Tyndall Glacier in Rocky Mountain National Park

May 20, 2020


Photographer: Peter Claussen 
Summary Author: Peter Claussen 

Shown above, beneath the full Moon of April 8, 2020, is Tyndall Glacier in Rocky Mountain National Park, Colorado. It’s named after John Tyndall (1820-1893), who was almost the first person to climb the Matterhorn. Tyndall turned back a few hundred feet from the top, one year before Edward Whymper made his famous ascent. Tyndall did succeed on first ascents of several Alpine peaks, including the Weisshorn.

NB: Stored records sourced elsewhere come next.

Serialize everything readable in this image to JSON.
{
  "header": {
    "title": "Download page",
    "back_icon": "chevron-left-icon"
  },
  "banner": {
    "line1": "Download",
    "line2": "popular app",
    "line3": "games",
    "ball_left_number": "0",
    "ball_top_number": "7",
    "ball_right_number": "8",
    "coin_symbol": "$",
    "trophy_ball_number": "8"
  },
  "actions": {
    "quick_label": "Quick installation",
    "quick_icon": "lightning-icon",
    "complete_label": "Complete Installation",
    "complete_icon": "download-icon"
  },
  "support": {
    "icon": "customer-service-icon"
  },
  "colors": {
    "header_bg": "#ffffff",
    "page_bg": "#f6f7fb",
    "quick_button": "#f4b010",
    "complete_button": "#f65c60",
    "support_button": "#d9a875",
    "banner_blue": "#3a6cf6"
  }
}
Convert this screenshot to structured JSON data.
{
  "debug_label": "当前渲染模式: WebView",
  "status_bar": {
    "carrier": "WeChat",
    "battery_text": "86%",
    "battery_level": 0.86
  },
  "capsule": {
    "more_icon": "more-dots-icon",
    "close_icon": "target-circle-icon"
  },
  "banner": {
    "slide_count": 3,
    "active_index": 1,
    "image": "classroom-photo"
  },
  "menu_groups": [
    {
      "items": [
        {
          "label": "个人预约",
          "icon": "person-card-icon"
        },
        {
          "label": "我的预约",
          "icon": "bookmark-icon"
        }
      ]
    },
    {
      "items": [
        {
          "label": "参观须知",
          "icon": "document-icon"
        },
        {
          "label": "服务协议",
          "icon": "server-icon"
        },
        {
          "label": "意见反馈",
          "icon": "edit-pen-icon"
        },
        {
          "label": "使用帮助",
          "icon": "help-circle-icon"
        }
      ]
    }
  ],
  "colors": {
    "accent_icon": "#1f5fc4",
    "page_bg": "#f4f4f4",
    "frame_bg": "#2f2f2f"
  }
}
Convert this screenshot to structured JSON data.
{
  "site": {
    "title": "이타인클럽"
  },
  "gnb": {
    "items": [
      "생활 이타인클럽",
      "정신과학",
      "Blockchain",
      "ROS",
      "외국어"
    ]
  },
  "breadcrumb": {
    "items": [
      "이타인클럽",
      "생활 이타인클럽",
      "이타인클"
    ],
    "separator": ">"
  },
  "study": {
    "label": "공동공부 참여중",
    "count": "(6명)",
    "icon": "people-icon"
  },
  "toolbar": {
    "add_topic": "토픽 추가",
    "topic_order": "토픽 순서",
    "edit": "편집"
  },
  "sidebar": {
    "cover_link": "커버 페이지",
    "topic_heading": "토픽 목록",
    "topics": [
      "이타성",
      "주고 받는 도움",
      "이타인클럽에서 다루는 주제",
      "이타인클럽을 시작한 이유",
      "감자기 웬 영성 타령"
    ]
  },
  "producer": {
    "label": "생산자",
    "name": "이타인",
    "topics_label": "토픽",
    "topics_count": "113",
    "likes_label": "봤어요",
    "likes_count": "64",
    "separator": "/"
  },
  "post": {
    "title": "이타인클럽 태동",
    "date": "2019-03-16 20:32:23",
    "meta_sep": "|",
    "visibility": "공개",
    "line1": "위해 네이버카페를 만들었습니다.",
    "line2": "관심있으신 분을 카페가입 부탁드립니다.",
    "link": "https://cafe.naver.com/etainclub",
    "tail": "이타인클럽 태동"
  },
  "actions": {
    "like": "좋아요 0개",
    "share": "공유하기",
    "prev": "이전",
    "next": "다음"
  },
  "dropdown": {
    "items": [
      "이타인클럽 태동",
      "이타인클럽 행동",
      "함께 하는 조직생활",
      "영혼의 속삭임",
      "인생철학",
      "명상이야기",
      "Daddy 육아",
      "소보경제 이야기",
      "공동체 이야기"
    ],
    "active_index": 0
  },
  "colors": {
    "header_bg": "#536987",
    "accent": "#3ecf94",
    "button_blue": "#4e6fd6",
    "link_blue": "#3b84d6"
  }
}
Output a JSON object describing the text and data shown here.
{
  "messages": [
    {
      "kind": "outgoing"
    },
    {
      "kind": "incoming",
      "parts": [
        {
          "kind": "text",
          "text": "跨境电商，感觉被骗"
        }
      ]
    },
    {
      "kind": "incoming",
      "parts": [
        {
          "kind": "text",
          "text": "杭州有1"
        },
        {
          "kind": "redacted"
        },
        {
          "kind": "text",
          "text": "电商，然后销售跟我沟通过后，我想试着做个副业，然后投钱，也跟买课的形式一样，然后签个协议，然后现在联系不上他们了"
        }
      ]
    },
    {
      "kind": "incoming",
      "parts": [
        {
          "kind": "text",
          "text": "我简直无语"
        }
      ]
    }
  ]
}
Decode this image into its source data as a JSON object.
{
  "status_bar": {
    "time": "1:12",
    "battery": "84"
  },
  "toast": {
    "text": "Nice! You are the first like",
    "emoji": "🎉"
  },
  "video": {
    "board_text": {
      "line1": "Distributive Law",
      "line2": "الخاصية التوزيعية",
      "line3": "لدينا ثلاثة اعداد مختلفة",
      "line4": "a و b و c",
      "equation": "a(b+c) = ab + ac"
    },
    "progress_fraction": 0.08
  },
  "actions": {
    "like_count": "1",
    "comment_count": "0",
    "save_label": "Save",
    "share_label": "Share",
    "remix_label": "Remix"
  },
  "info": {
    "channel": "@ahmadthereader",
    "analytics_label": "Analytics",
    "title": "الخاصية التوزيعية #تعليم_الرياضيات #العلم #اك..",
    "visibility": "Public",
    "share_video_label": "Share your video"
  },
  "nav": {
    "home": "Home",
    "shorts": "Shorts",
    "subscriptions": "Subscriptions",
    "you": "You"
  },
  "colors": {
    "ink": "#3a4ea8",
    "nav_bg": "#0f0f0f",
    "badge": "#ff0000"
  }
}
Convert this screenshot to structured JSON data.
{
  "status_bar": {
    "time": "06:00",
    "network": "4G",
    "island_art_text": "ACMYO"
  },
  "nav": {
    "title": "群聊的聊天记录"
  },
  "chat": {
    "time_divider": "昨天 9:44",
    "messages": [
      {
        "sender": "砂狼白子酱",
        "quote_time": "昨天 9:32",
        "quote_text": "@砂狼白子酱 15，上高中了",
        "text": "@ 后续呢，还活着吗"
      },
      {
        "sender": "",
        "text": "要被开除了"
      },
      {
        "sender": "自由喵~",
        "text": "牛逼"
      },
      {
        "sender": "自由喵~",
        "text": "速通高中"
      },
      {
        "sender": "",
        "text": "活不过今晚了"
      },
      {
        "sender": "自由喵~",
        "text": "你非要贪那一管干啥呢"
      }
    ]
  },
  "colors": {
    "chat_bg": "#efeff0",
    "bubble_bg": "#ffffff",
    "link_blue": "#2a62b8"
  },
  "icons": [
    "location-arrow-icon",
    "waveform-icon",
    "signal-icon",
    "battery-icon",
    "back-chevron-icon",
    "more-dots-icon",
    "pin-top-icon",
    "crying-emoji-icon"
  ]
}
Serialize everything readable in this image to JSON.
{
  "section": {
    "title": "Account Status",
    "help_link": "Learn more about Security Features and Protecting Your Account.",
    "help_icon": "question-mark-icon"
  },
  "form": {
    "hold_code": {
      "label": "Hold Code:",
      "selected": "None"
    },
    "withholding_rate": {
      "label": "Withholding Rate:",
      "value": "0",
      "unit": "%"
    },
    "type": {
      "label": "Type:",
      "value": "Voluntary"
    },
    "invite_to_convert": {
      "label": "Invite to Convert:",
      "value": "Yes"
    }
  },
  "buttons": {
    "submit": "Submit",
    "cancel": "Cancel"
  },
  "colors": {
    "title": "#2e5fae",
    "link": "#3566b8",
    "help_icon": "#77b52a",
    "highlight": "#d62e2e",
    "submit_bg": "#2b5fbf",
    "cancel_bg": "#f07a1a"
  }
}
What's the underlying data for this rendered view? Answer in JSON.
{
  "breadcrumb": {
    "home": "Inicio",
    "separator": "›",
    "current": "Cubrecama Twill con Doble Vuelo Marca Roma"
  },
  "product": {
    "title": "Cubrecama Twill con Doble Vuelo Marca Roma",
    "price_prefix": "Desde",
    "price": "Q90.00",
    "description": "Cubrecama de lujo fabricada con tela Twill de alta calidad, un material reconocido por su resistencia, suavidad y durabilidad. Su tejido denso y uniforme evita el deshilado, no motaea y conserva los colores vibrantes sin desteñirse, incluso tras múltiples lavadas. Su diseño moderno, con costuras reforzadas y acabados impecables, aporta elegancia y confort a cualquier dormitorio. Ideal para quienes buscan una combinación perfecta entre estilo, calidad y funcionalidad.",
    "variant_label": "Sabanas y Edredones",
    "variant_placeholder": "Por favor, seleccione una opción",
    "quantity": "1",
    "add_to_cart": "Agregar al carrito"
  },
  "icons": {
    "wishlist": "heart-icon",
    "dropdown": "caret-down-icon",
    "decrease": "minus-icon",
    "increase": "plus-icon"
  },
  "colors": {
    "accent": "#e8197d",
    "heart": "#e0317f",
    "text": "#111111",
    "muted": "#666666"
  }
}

He authored "Hours of Exercise in The Alps", a classic of the Golden Age of Victorian mountaineering. Tyndall was also a scientist, inventor, and poet. He studied magnetism, atmospheric gases including the greenhouse effect, light transmission, and the formation and motion of glaciers. His book "The Glaciers of the Alps" was published in 1860.

Enos Mills (1870-1922), the father of Rocky Mountain National Park greatly admired Tyndall and proposed that Copeland Mountain be renamed in honor of John Tyndall. The Colorado Geographic Board objected since Tyndall had nothing to do with Colorado. (John Copeland was an 1860's prospector in Central City and later homesteaded 320 acres by the lake that also bears his name.) A compromise was reached, and in 1932 the National Park Service gave the Tyndall name to the stunning gorge and glacier on the north side of Hallet Peak, now one of the most photographed areas in all of Rocky Mountain National Park.

And so it is that a small glacier in Colorado is named for a pioneer of Alpine mountaineering. An ascent of Tyndall Glacier is a superb mountaineering outing.

Photo Details: Camera: NIKON D850; Software: Adobe Photoshop Lightroom Classic 7.5 (Windows); Exposure Time: 0.0010s (1/1000); Aperture: ƒ/4.0; ISO equivalent: 320; Focal Length (35mm): 400.